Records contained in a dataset

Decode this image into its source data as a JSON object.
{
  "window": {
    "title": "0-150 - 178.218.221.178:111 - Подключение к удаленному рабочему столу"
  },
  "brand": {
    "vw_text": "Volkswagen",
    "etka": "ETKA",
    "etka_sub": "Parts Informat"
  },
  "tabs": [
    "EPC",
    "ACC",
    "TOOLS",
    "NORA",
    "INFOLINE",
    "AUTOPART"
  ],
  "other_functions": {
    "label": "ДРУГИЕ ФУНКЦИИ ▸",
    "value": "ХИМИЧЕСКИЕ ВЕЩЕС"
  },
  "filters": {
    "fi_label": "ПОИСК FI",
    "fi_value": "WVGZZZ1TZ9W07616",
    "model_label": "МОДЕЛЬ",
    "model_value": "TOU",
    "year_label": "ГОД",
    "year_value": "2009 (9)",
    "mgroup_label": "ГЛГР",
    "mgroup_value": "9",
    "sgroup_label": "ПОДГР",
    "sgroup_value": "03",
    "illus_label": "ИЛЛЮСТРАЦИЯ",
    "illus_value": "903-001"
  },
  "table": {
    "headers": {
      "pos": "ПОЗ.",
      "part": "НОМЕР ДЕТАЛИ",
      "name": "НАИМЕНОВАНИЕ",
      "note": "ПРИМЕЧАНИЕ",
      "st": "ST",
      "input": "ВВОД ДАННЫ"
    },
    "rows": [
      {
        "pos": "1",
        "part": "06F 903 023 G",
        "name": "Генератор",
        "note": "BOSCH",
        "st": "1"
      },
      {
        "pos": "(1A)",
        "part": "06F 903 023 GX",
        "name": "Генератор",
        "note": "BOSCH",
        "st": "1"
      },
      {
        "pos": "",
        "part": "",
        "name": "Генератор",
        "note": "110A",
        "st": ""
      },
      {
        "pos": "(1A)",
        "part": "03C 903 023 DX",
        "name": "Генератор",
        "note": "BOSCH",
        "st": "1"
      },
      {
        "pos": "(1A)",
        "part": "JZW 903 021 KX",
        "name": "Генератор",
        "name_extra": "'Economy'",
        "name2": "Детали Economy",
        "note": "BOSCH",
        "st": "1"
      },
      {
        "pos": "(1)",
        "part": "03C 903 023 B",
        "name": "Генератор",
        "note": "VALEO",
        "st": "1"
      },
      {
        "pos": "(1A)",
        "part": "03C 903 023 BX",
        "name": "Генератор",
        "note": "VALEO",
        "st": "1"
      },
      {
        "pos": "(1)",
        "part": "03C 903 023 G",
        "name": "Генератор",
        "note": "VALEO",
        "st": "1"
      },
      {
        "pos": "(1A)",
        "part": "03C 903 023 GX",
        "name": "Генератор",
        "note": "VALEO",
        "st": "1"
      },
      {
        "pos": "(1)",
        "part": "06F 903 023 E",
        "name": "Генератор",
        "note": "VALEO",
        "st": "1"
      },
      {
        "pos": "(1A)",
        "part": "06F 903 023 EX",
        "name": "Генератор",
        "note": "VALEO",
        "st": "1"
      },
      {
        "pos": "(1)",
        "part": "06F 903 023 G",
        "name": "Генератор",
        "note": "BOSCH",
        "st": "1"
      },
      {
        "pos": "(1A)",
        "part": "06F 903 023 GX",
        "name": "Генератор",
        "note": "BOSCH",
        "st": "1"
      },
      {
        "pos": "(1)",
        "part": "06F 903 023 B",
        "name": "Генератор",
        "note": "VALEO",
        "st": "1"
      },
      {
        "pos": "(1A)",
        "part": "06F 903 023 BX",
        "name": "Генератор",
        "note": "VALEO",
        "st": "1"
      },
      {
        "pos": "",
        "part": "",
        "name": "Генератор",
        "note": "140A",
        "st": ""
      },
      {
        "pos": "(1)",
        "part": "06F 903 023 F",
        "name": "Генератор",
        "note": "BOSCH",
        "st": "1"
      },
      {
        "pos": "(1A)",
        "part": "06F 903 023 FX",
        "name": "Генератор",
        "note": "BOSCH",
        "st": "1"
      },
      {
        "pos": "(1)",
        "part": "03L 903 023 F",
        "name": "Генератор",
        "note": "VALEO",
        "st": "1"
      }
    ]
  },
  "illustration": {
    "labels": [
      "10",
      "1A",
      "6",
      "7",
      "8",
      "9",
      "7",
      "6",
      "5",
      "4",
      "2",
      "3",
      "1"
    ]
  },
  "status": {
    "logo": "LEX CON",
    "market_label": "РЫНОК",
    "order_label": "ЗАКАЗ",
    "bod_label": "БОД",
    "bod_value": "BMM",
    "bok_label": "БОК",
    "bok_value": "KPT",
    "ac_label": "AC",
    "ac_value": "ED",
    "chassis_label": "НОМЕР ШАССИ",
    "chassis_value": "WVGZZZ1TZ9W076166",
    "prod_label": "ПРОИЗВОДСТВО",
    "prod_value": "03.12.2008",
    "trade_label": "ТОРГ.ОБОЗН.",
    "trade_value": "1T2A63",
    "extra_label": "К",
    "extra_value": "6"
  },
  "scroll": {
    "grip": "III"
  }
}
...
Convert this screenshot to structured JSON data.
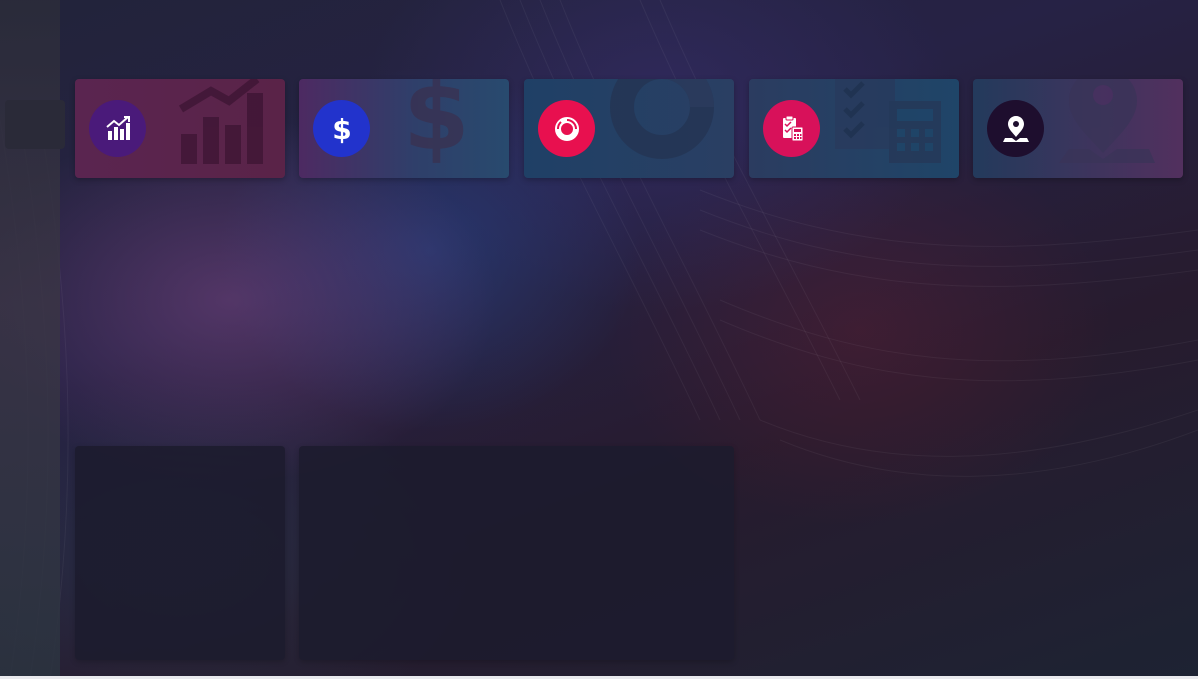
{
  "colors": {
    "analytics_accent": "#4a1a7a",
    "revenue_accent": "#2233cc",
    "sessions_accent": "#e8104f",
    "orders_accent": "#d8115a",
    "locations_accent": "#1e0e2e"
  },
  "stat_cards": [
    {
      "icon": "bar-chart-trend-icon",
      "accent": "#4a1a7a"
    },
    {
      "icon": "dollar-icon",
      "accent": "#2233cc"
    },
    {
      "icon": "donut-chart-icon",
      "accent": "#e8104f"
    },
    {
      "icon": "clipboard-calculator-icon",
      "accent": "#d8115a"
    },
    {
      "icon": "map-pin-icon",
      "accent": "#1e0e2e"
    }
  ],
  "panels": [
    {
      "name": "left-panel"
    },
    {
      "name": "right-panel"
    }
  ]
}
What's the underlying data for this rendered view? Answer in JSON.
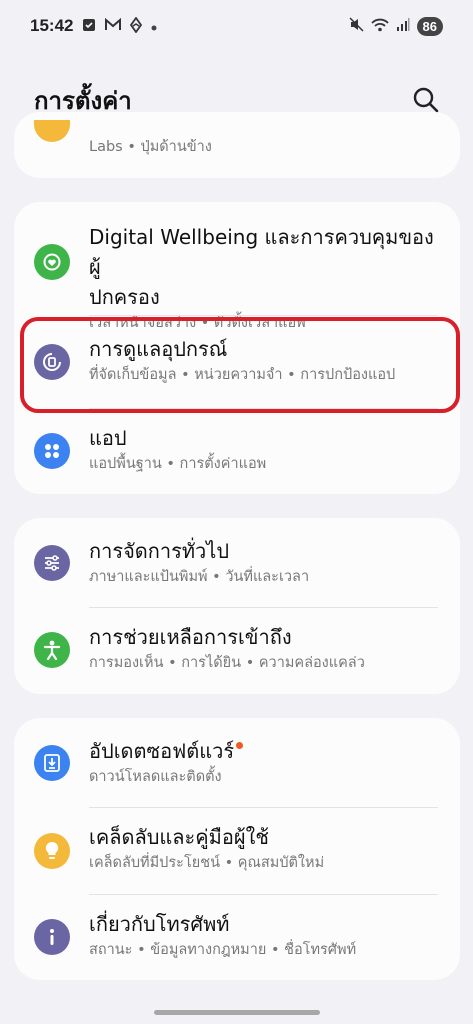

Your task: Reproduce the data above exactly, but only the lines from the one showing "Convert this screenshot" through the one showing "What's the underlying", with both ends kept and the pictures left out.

Problem solution:
Convert this screenshot to structured JSON data.
{
  "colors": {
    "analytics_accent": "#4a1a7a",
    "revenue_accent": "#2233cc",
    "sessions_accent": "#e8104f",
    "orders_accent": "#d8115a",
    "locations_accent": "#1e0e2e"
  },
  "stat_cards": [
    {
      "icon": "bar-chart-trend-icon",
      "accent": "#4a1a7a"
    },
    {
      "icon": "dollar-icon",
      "accent": "#2233cc"
    },
    {
      "icon": "donut-chart-icon",
      "accent": "#e8104f"
    },
    {
      "icon": "clipboard-calculator-icon",
      "accent": "#d8115a"
    },
    {
      "icon": "map-pin-icon",
      "accent": "#1e0e2e"
    }
  ],
  "panels": [
    {
      "name": "left-panel"
    },
    {
      "name": "right-panel"
    }
  ]
}
What's the underlying data for this rendered view? Answer in JSON.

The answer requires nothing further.